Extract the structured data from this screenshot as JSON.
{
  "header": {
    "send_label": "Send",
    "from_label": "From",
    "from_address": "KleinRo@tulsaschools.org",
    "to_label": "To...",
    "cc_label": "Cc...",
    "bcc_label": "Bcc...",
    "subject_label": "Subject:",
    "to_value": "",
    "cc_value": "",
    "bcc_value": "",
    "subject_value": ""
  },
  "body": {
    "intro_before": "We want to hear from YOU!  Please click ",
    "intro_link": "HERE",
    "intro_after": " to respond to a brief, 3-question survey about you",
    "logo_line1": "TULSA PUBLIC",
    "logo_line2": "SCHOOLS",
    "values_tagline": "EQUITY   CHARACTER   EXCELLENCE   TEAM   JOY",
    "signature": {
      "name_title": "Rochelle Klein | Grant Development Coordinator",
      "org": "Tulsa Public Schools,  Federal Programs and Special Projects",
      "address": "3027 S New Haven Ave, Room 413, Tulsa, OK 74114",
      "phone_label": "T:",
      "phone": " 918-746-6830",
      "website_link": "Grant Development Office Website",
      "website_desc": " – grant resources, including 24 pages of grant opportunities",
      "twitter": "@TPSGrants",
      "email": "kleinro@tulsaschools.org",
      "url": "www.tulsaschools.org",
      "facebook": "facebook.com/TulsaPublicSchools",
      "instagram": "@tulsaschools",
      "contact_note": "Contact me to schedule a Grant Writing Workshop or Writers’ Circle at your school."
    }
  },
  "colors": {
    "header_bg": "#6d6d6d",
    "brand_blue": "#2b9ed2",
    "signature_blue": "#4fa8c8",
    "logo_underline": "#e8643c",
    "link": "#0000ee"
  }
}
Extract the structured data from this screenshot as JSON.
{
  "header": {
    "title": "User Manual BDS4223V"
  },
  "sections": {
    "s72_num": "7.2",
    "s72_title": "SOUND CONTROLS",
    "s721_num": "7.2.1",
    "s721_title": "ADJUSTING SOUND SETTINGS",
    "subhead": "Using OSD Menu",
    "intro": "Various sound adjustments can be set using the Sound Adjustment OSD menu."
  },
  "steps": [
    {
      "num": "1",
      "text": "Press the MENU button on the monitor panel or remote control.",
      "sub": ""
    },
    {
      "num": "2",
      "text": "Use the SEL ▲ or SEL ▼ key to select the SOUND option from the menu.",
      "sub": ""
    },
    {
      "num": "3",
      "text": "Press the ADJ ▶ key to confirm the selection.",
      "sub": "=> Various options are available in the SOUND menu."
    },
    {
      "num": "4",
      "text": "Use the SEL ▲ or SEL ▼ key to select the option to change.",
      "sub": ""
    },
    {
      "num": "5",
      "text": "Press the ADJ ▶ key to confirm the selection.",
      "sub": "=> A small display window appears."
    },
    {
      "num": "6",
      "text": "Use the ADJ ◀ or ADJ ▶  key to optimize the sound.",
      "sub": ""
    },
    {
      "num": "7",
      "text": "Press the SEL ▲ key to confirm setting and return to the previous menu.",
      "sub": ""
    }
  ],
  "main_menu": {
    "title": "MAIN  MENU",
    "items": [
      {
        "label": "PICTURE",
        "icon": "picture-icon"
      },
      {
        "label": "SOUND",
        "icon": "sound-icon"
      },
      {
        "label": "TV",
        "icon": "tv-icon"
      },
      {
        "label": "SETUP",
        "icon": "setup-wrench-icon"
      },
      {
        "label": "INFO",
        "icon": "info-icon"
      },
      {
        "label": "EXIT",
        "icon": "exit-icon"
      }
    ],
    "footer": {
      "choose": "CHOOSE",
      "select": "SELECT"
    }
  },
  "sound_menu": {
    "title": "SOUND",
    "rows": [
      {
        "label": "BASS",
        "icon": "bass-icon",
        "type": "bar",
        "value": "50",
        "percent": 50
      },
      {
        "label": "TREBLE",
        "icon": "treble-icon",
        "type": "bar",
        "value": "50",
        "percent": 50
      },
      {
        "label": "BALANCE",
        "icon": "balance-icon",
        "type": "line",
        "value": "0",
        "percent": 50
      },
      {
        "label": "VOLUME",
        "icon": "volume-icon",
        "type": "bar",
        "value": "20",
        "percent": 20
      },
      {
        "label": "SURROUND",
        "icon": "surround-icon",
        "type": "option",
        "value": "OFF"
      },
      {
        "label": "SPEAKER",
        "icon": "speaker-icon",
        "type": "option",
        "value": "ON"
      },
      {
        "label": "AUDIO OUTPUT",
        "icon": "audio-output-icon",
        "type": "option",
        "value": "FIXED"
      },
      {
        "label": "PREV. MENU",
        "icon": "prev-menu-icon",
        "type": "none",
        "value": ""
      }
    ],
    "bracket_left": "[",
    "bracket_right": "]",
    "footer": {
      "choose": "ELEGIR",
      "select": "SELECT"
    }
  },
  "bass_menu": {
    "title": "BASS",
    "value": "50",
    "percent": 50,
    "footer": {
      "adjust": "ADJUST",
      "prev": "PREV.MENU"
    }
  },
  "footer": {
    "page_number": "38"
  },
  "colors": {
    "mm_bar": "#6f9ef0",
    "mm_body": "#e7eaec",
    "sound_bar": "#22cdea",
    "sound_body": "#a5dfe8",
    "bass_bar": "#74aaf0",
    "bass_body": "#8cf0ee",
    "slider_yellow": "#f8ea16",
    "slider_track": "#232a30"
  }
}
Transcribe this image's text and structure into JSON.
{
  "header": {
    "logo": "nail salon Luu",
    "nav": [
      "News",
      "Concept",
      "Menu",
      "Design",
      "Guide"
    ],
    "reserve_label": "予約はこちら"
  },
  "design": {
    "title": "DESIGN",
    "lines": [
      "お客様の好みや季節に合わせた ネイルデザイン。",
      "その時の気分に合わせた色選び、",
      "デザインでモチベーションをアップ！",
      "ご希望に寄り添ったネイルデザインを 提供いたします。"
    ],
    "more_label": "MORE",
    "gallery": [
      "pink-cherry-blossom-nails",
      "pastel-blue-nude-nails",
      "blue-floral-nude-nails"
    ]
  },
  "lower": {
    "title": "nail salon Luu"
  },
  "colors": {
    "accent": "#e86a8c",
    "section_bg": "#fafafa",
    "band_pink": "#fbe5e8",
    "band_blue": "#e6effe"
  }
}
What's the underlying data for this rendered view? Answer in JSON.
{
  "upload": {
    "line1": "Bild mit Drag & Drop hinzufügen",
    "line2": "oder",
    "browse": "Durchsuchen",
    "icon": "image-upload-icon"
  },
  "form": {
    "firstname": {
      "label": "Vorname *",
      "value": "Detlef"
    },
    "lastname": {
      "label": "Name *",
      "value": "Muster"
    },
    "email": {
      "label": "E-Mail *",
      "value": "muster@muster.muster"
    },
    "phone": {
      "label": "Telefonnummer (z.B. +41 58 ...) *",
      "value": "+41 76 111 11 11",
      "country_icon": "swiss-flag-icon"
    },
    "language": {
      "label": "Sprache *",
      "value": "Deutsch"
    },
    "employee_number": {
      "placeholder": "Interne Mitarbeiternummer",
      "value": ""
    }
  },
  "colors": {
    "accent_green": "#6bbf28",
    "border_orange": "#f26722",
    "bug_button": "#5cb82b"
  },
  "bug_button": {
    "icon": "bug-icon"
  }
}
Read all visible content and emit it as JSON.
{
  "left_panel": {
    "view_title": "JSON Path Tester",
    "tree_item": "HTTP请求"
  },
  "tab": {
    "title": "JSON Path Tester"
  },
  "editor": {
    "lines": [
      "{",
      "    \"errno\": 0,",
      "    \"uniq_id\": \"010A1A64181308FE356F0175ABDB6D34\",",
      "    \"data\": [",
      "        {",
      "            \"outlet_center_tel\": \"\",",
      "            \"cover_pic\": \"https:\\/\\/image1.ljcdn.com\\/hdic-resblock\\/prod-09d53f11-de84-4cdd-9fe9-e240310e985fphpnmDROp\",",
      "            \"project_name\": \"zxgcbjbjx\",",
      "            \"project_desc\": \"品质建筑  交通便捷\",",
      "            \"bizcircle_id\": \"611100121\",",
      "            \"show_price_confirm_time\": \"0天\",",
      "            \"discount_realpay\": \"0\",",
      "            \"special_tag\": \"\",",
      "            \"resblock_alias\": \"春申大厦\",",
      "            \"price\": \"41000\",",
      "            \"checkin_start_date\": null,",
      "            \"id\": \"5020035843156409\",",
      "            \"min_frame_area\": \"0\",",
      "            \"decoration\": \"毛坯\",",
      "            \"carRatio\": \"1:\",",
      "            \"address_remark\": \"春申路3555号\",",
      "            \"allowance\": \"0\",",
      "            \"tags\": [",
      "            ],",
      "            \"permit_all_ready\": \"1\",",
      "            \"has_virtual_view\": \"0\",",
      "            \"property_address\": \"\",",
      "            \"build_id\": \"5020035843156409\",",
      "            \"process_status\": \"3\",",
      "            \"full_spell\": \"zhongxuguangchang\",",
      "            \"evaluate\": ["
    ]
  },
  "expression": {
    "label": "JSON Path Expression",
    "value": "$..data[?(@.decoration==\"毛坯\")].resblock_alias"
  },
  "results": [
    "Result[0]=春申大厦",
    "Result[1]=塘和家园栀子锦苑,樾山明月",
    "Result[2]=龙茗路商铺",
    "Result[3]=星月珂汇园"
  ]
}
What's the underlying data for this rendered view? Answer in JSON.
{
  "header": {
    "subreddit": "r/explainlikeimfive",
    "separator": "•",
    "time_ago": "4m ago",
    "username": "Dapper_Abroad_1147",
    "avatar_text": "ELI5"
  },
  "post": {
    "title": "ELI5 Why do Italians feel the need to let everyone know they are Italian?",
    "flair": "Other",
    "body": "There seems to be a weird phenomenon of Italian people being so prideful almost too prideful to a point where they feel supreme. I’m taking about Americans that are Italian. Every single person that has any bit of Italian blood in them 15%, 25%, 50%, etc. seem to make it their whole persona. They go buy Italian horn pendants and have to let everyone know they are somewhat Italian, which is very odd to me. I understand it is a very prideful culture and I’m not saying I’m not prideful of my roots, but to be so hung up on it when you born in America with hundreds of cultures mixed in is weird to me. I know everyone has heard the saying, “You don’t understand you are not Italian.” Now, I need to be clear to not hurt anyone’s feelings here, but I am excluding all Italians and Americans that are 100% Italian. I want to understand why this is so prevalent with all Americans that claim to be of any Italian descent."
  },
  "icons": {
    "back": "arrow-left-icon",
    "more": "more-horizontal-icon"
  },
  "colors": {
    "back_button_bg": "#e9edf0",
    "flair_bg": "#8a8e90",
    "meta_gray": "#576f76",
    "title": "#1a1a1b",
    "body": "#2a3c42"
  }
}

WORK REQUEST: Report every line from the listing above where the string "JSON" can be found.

EXERCISE SOLUTION:
Extract the structured data from this screenshot as JSON.
Extract the structured data from this screenshot as JSON.
Transcribe this image's text and structure into JSON.
What's the underlying data for this rendered view? Answer in JSON.
Read all visible content and emit it as JSON.
    "view_title": "JSON Path Tester",
    "title": "JSON Path Tester"
    "label": "JSON Path Expression",
What's the underlying data for this rendered view? Answer in JSON.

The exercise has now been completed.